As rulers, art connoisseurs and financiers of kings, the Medici family flourished for centuries in the rough and tumble alliances of old Europe, providing four popes and ruling first Florence then Tuscany from about 1430 to 1737.
Its most famous members include Lorenzo de' Medici, or Lorenzo the Magnificent, who supported Michelangelo, Leonardo da Vinci and Sandro Botticelli. At least two Medici women _ Catherine and Maria, who was Francesco's daughter _ married kings of France, and the Medicis' former home, Pitti Palace, now houses an important art gallery.
Among nobles, deaths by poisoning were common, and deadly concoctions of the day had such deceptively pretty names as "Secreta Secretissima," and "La Cantrella."
"When a Medici dies, the first assumption is arsenic," said Richard J. Hamilton, a medical toxicologist at Drexel University who was not involved in the study.
Francesco de' Medici ruled from 1574 until his death at age 46 on Oct. 17, 1587, 11 days after he fell ill and a few hours before his wife, who by all accounts had been his mistress while he was married to his first wife _ who is also believed to have died of poisoning.
"Immediately after their deaths, rumors began to circulate that they had been poisoned," Donatella Lippi, a professor of history of medicine and a co-author of the study, told The Associated Press. It "was a lethal dose, but progressive, and the symptoms were compatible with arsenic poisoning."
From the outset, Ferdinando de' Medici's behavior was suspicious and fueled rumors, the study says. Among other things, he took charge of his brother's illness, compiling medical bulletins and minimizing the gravity of his brother's condition in dispatches to the Vatican.

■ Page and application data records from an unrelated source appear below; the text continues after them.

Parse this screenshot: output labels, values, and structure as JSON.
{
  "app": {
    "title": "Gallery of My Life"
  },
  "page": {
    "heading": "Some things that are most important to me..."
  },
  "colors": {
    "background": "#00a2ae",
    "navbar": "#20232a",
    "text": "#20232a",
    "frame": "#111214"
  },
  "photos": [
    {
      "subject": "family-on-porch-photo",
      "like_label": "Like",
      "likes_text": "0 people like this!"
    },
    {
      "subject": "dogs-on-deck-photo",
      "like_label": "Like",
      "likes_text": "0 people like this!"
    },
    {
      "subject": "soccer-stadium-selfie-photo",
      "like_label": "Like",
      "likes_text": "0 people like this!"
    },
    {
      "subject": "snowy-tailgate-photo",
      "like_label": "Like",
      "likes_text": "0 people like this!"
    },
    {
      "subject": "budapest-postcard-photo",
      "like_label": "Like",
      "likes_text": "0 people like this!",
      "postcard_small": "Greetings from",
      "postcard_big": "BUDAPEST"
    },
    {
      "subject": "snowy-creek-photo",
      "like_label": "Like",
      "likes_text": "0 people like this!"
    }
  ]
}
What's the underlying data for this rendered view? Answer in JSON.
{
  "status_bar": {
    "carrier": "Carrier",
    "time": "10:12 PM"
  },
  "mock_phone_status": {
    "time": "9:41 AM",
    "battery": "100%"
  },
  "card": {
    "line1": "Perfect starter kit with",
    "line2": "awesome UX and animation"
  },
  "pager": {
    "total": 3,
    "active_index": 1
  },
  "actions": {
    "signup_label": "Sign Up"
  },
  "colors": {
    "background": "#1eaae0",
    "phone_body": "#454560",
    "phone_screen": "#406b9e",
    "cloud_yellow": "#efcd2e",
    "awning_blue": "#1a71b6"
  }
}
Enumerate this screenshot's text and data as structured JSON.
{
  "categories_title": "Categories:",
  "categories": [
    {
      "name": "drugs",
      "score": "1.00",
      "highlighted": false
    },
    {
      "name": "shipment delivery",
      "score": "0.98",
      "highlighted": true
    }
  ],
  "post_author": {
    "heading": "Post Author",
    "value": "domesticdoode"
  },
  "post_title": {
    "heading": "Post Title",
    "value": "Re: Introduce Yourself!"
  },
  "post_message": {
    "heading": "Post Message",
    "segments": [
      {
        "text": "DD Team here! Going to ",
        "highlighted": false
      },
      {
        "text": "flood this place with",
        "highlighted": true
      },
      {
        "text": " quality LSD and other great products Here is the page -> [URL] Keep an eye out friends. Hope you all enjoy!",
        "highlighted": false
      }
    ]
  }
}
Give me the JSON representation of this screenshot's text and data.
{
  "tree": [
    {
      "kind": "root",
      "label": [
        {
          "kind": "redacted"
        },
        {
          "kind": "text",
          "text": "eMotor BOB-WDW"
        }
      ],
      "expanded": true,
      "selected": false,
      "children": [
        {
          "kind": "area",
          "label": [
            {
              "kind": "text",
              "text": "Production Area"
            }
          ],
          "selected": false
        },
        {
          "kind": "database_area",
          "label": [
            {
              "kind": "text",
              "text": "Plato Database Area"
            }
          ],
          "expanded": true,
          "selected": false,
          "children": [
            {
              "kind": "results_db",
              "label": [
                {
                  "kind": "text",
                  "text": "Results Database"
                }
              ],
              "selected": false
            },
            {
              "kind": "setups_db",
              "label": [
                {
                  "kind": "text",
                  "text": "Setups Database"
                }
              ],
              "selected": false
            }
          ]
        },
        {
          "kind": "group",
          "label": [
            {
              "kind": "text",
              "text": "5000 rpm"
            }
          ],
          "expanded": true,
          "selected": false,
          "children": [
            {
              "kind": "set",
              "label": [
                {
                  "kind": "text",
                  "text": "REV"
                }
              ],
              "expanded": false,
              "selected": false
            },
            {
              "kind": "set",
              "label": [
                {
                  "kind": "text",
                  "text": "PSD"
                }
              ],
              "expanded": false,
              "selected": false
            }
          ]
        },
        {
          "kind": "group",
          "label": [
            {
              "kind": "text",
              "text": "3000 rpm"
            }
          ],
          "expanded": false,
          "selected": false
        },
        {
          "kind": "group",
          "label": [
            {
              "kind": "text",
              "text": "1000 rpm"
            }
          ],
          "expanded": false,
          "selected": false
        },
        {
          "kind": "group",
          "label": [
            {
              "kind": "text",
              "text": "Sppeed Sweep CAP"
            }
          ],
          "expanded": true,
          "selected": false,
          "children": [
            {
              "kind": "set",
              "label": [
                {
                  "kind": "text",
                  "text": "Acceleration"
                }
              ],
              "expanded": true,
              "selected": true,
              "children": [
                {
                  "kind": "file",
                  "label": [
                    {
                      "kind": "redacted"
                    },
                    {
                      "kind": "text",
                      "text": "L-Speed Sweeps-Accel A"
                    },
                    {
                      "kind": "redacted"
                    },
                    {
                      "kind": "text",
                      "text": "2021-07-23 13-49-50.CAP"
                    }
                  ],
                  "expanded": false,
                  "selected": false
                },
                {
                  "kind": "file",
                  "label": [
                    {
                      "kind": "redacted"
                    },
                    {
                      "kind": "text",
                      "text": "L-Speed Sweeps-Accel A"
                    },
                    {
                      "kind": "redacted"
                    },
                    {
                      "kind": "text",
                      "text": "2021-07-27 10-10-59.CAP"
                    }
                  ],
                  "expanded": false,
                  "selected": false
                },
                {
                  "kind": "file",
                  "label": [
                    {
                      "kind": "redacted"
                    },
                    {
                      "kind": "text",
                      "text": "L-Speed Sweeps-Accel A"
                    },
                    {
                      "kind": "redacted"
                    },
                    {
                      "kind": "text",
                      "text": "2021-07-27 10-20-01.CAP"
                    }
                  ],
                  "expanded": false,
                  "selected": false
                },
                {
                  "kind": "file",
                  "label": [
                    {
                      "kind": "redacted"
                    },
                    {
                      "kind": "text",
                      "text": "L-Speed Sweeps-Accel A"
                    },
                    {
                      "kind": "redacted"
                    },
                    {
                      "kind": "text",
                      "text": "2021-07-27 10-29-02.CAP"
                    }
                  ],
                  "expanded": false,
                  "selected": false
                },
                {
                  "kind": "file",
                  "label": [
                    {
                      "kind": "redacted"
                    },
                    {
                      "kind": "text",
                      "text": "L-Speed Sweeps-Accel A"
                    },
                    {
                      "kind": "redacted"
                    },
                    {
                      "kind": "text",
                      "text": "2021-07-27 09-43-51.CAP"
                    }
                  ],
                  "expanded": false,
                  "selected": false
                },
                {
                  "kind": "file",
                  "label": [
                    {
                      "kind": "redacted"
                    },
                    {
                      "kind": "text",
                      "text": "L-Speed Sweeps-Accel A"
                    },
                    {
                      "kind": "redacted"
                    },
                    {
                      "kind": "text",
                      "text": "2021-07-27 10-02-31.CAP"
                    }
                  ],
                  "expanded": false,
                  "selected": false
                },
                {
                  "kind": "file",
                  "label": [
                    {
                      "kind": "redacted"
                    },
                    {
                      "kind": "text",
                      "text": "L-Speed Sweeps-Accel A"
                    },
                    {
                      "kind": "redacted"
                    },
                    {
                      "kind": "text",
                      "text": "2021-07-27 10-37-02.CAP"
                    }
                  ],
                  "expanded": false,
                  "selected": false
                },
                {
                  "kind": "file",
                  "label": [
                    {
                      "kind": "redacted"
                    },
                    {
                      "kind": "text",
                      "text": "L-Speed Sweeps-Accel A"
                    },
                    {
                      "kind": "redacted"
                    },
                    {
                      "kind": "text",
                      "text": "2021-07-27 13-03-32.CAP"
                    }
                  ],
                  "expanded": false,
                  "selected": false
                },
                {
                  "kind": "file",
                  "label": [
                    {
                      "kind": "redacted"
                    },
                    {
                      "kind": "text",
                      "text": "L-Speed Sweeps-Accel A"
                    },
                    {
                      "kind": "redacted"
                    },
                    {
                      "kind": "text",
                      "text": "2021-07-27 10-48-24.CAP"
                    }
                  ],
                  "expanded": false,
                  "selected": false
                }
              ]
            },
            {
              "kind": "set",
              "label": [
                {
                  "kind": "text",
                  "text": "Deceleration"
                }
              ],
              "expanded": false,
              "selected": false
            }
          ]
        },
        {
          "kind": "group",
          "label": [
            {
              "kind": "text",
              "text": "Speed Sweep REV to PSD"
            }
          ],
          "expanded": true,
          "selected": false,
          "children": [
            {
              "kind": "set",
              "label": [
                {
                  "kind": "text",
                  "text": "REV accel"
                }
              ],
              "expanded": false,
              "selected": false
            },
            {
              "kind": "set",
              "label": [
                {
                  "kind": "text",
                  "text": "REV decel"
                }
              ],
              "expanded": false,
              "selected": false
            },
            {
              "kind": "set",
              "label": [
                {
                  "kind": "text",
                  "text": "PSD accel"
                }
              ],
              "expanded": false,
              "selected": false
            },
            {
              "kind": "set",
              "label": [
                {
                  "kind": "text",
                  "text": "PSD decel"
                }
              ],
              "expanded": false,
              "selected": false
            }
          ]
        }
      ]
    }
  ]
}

After the deaths, he ordered immediate autopsies _ an unusual step, apparently taken to protect himself from future accusations.
More importantly, the symptoms reported by doctors treating Francesco _ nausea, violent vomiting, cold sweats, gastric burning _ were typical of arsenic poisoning and not of malaria, the study says.
"There was always a suspicion (of murder), but there wasn't scientific proof," said Marcello Fantoni, who teaches Renaissance history at Kent State University.